Turning 30 isn’t easy, I’ve been told. It’s less easy when an alien bent on destroying the planet crashes your party. Directed by Stephen Ohl in his feature-length debut, Useless Humans teaches a comedic lesson that it’s never too late to change, especially when you’re faced with impending doom at the hands of a much meaner E.T. The film stars Josh Zuckerman, Rushi Kota, Davida Williams, Luke Youngblood, and Joey Kern.
Zuckerman plays the lovable screw-up Brian Skaggs, who’s dreams of reaching the stars of space only get him a mediocre job at a planetarium. Turning the big 3-0 and the reality of his less-than-successful life crashing to earth, Brian gets the old gang of friends together at his father’s cabin in the woods. This group includes the highly successful surgeon Louis (Kota), the environmental warrior Jess (Williams) and her cookie-cutter hipster boyfriend Joey (Kern), and lastly, the ever-mysterious and booze-adoring Alex (Youngblood). As the group comes to grips with their adulthood, the truth comes out that their lives are not as picture-perfect as their social media accounts portray. Oh, and there’s a freakin’ ALIEN in the woods, with a weapon of mass destruction that looks cleverly like an Xenomorph egg. It’s now or never for Brian to prove his life has meaning beyond the crummy jobs and social lives that define our species, us…worthless humans.
Useless Humans blends together the wonderfully silly sci-fi films like Forbidden Planet of old with the more recent self-referential horror spoofs like Tucker and Dale vs. Evil. Ohl never takes the subject matter too seriously, and the laughs are abundant and rarely forced. The costume design for the alien is fantastically over the top, and most importantly, practical, which underlines the love letter Useless Humans writes to the campy sci-fi flicks it embodies. Speaking of campy sci-fi, Matthew James’ score delivers absolutely delicious similarities to the spacey Danny Elfman score from Mars Attacks!, especially the opening credits. Fans of the Tim Burton film won’t be able to contain their smiles.
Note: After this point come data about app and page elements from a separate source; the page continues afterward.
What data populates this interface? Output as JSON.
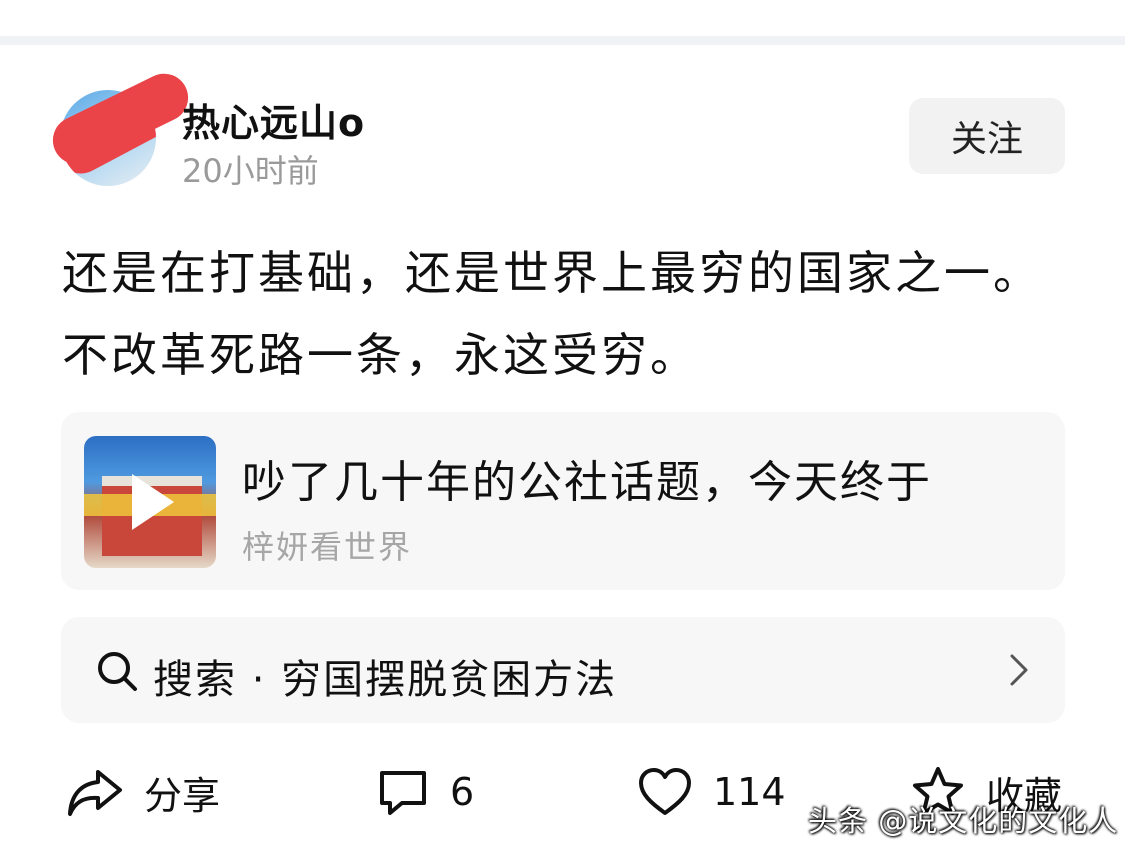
{
  "post": {
    "author": "热心远山o",
    "time": "20小时前",
    "follow_label": "关注",
    "text": "还是在打基础，还是世界上最穷的国家之一。不改革死路一条，永这受穷。"
  },
  "link_card": {
    "title": "吵了几十年的公社话题，今天终于",
    "source": "梓妍看世界",
    "thumbnail_icon": "play-icon"
  },
  "search": {
    "label": "搜索 · 穷国摆脱贫困方法",
    "icon": "search-icon"
  },
  "actions": {
    "share_label": "分享",
    "comment_count": "6",
    "like_count": "114",
    "favorite_label": "收藏"
  },
  "watermark": "头条 @说文化的文化人",
  "colors": {
    "redaction": "#ea4449",
    "card_background": "#f7f7f7",
    "secondary_text": "#9a9a9a"
  }
}
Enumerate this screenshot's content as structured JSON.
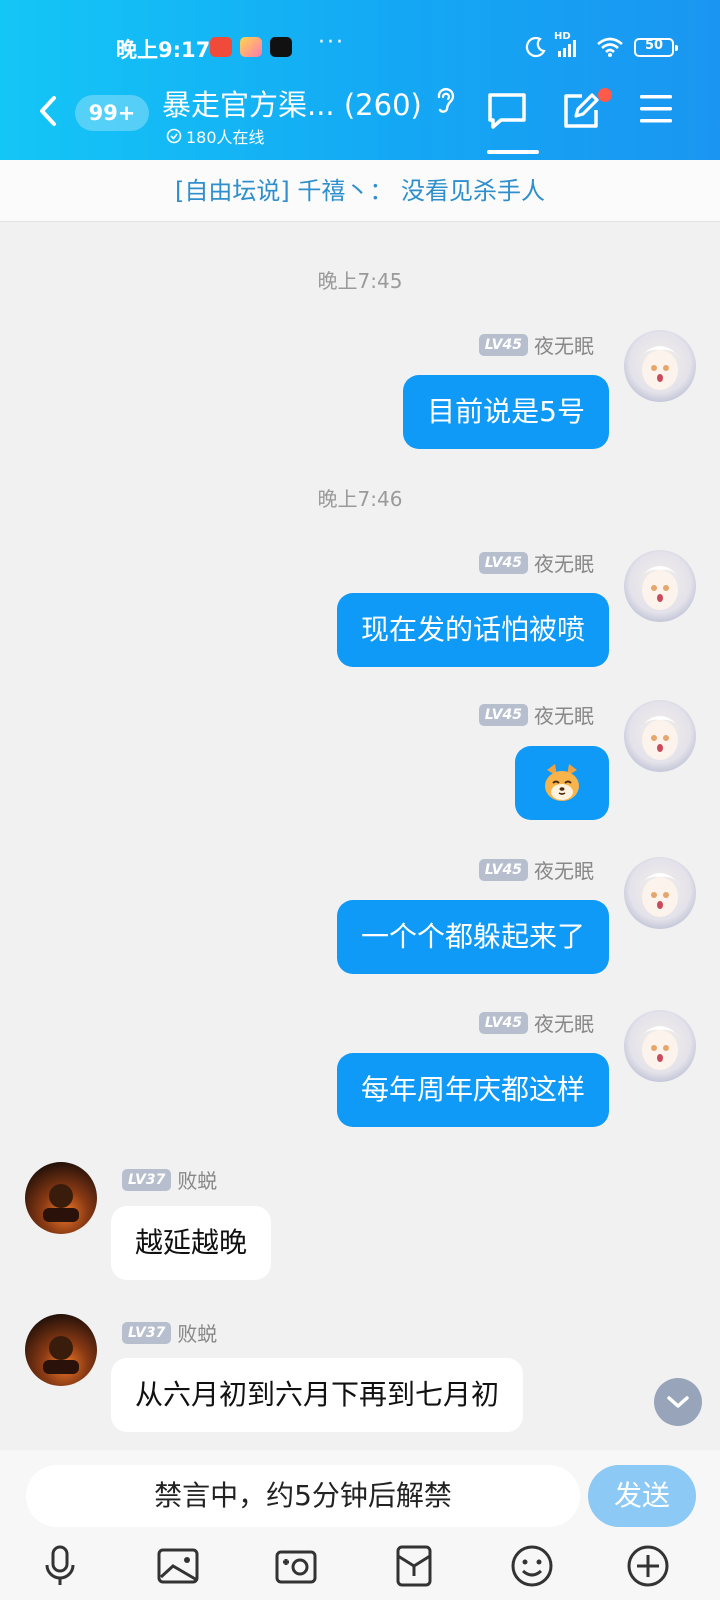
{
  "status_bar": {
    "time": "晚上9:17",
    "more": "···",
    "network": "HD",
    "battery": "50"
  },
  "header": {
    "unread_badge": "99+",
    "title": "暴走官方渠... (260)",
    "online": "180人在线"
  },
  "notice": "[自由坛说] 千禧丶： 没看见杀手人",
  "messages": {
    "ts1": "晚上7:45",
    "m1": {
      "level": "LV45",
      "sender": "夜无眠",
      "text": "目前说是5号"
    },
    "ts2": "晚上7:46",
    "m2": {
      "level": "LV45",
      "sender": "夜无眠",
      "text": "现在发的话怕被喷"
    },
    "m3": {
      "level": "LV45",
      "sender": "夜无眠",
      "sticker": "dog-face-emoji"
    },
    "m4": {
      "level": "LV45",
      "sender": "夜无眠",
      "text": "一个个都躲起来了"
    },
    "m5": {
      "level": "LV45",
      "sender": "夜无眠",
      "text": "每年周年庆都这样"
    },
    "m6": {
      "level": "LV37",
      "sender": "败蜕",
      "text": "越延越晚"
    },
    "m7": {
      "level": "LV37",
      "sender": "败蜕",
      "text": "从六月初到六月下再到七月初"
    }
  },
  "input": {
    "placeholder": "禁言中，约5分钟后解禁",
    "send_label": "发送"
  },
  "colors": {
    "accent": "#0f9af7",
    "header_start": "#14c6f6",
    "header_end": "#1a96f2",
    "notice_text": "#2f8fcc"
  }
}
All of the space vibes aside, the extraterrestrial isn’t really the star of the show, but rather the catalyst for a group of misguided friends to find their path back to happiness. That is, if they can ever get over being total screw-ups. Horror has it’s own place in the film, as the friends are tossed into a family cabin in the secluded woods, their means of escape or rescue taken away, but thankfully, the beer is safe. At least until Alex finds it.
“Useless Humans embraces the “Friday night flick” format that makes for a perfect night on the couch with a bowl of popcorn. “
Like most effective comedies, chemistry is key, and the cast of Useless Humans really bring it to the table. If your school days were anything like mine, you will surely put a face of your own friends to the characters in the film. Each performance personifies a different cliche (the friend-zoned goofball, the party-crazy burnout, etc), which is solid formula considering we are not given much backstory for any of them. Rushi Kota and Luke Youngblood shine as the comedic centerpieces, and Zuckerman simply nails the part of a zany down-on-his-luck good guy looking to break through to something better. Davida Williams expertly guides the group along as the (somewhat) responsible Jess, pushing Brian to stop leaving behind unfinished business, including romantic feelings between the two.
My only real hangups with Useless Humans is the extremely brisk run-time of 77 minutes. While that is plenty of time for the story we are given, the film may have benefited from a few extra minutes of character and plot development, especially that of alien hunters Wendy (Maya Kazan) and Chum (Edy Ganem), and perhaps a further fleshed-out ending. That being said, these are relatively minor issues that don’t drag the finished film down.
In a time where trips to the theatre are out of the question, opportunity arises for small scale films to break through and reach an audience starving for cinema. Useless Humans embraces the “Friday night flick” format that makes for a perfect night on the couch with a bowl of popcorn. While it certainly won’t be the most thought-provoking film you see, it succeeds in what I believe it intends to do- leave you laughing your useless human butt off and pleasantly reminiscing of the campy sci-fi features that came before.
Be sure to catch Useless Humans on VOD on July 14, and teleport over to Nightmare on Film Street’s Twitter, Facebook, and Reddit pages to continue the discussion!
Review: USELESS HUMANS (2020)
In a time where trips to the theatre are out of the question, opportunity arises for small scale films to break through and reach an audience starving for cinema. Useless Humans embraces the "Friday night flick" format that makes for a perfect night on the couch with a bowl of popcorn. While it certainly won't be the most thought-provoking film you see, it succeeds in what I believe it intends to do- leave you laughing your useless human butt off and pleasantly reminiscing of the campy sci-fi features that came before.